On January 24, 2020 at 4:25 a.m., I was awoken by my garage door vibrating from the shock wave of an explosion, approximately 5 miles away. The explosion was from a manufacturing building that housed chemicals, in northwest Houston, Texas. Two plant workers and one local resident died later from their injuries.
Some homes near the facility were blasted off their foundations, whilst others had collapsed ceilings, shattered windows, and bent garage doors. Since then, the US has suffered other, similar explosions, some of which have also been deadly. For the last few years, it seems that there has been disproportionate amount of fires and explosions from industry throughout North America than some other parts in the world.
Most companies in downstream and midstream industries in explosive (classified) locations in the US follow the NEC (National Electrical Code) which is updated every three years. The 500-516 sections of the code relate to explosive locations; the rest applies to other electrical practices. The NFPA (National Fire Protection Association) is best known for its sponsorship of the NEC. Adopted, but not a federal law in all 50 states, NFPA 70/NEC is the benchmark for safe electrical design and installation in order to protect people and property from electrical hazards.
The NEC 500 parts are used for classification purposes and categorises atmospheric explosion hazards into Class I (gas) Class II (dust) and Class III (fibers and flyings). NFPA 497 tables are also used for further information on gas properties. Two divisions are used to indicate the amount of risk in an explosive location. Division 1 is a location with a hazard likely under normal conditions and Division 2 is a location with a hazard under abnormal conditions. NEC 500 electrical and electronic equipment that are acceptable protection techniques for an installation in a Division 1 or Division 2 hazardous (classified) location include:
- Explosion proof Equipment (XP): like the Exd IEC 60079-01 concept, this protection technique is permitted for equipment in Class I, Division 1 or 2 locations.
- Purged and Pressurised: permitted for equipment in any hazardous (classified) location for which it is identified.

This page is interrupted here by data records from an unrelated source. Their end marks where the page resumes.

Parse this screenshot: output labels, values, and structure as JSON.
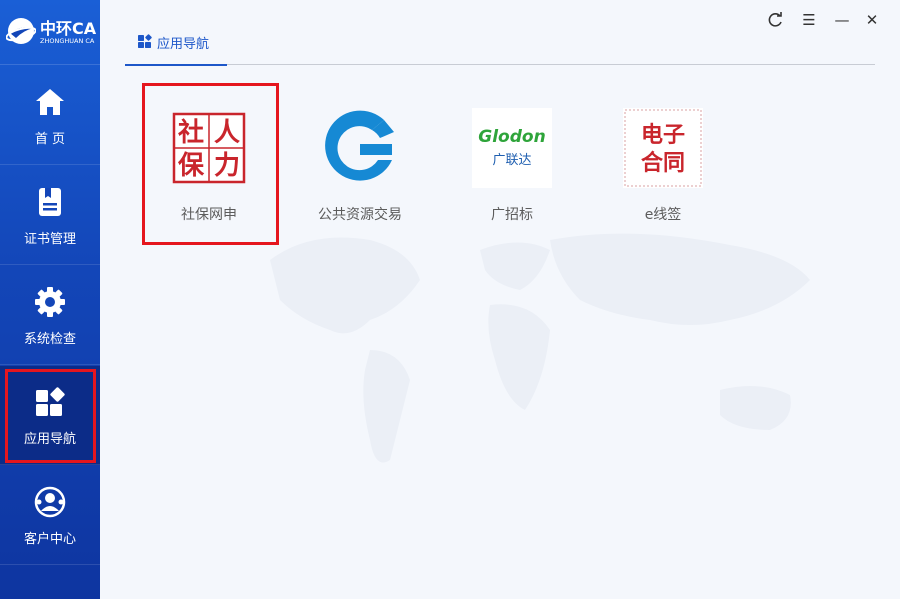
{
  "brand": {
    "name": "中环CA",
    "subtitle": "ZHONGHUAN CA"
  },
  "sidebar": {
    "items": [
      {
        "label": "首 页",
        "icon": "home-icon",
        "active": false
      },
      {
        "label": "证书管理",
        "icon": "certificate-icon",
        "active": false
      },
      {
        "label": "系统检查",
        "icon": "gear-icon",
        "active": false
      },
      {
        "label": "应用导航",
        "icon": "apps-icon",
        "active": true
      },
      {
        "label": "客户中心",
        "icon": "customer-service-icon",
        "active": false
      }
    ]
  },
  "window_controls": [
    "refresh-icon",
    "menu-icon",
    "minimize-icon",
    "close-icon"
  ],
  "tab": {
    "label": "应用导航",
    "icon": "apps-icon"
  },
  "apps": [
    {
      "name": "社保网申",
      "logo_text": [
        "社",
        "人",
        "保",
        "力"
      ],
      "selected": true
    },
    {
      "name": "公共资源交易",
      "logo_text": []
    },
    {
      "name": "广招标",
      "logo_text": [
        "Glodon",
        "广联达"
      ]
    },
    {
      "name": "e线签",
      "logo_text": [
        "电子",
        "合同"
      ]
    }
  ],
  "colors": {
    "accent": "#1d57c9",
    "highlight": "#e5161e",
    "sidebar": "#1346b8"
  }
}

- Intrinsic Safety (IS): permitted for equipment in Class I, Division 1 or 2; or Class II, Division 1 or 2; or Class III, Division 1 or 2 locations.
- Non-incendive (NI): permitted for equipment in Class I, Division 2; Class II, Division 2; or Class III, Division 1 or 2 locations.
- Hermetically Sealed: permitted for equipment in Class I, Division 2; Class II, Division 2; or Class III, Division 1 or 2 locations.
NEC 500 is more focused on the design and installation of the equipment listed above than its maintenance and inspection. A common assumption often is if the design and installation have been performed correctly and passed the end user, sometimes with the agreement by of an AHR (Authority Having Jurisdiction), the equipment is deemed acceptable for its lifetime.
From my experience, I would suggest that the lack of rigorous and consistent maintenance and inspections is contributing to an increase in accidents in hazardous locations. Chapter 5 of NEC requires equipment to be constructed and installed in such a way to ensure safe performance under conditions of proper use and maintenance. A separate document, NFPA 70B, the Recommended Practice for Electrical Equipment Maintenance 2019, is sometimes referred to, but the document lacks dedicated inspection tables and detailed guidance.
At present, formal procedures and requirements for hazardous location inspections have not been officially adopted by NEC 500 users in the downstream and midstream industries with explosive (classified) locations. Software is available that notes and records the exact NEC 500 inspection requirements which can address these inconsistencies. By adopting more rigorous and consistent inspection criteria and improving US-based training and competency, I believe that the engineering loop for NEC 500 Ex installation-maintenance-inspections can be closed. This would go a considerable way in mitigating the risk of explosions in the future.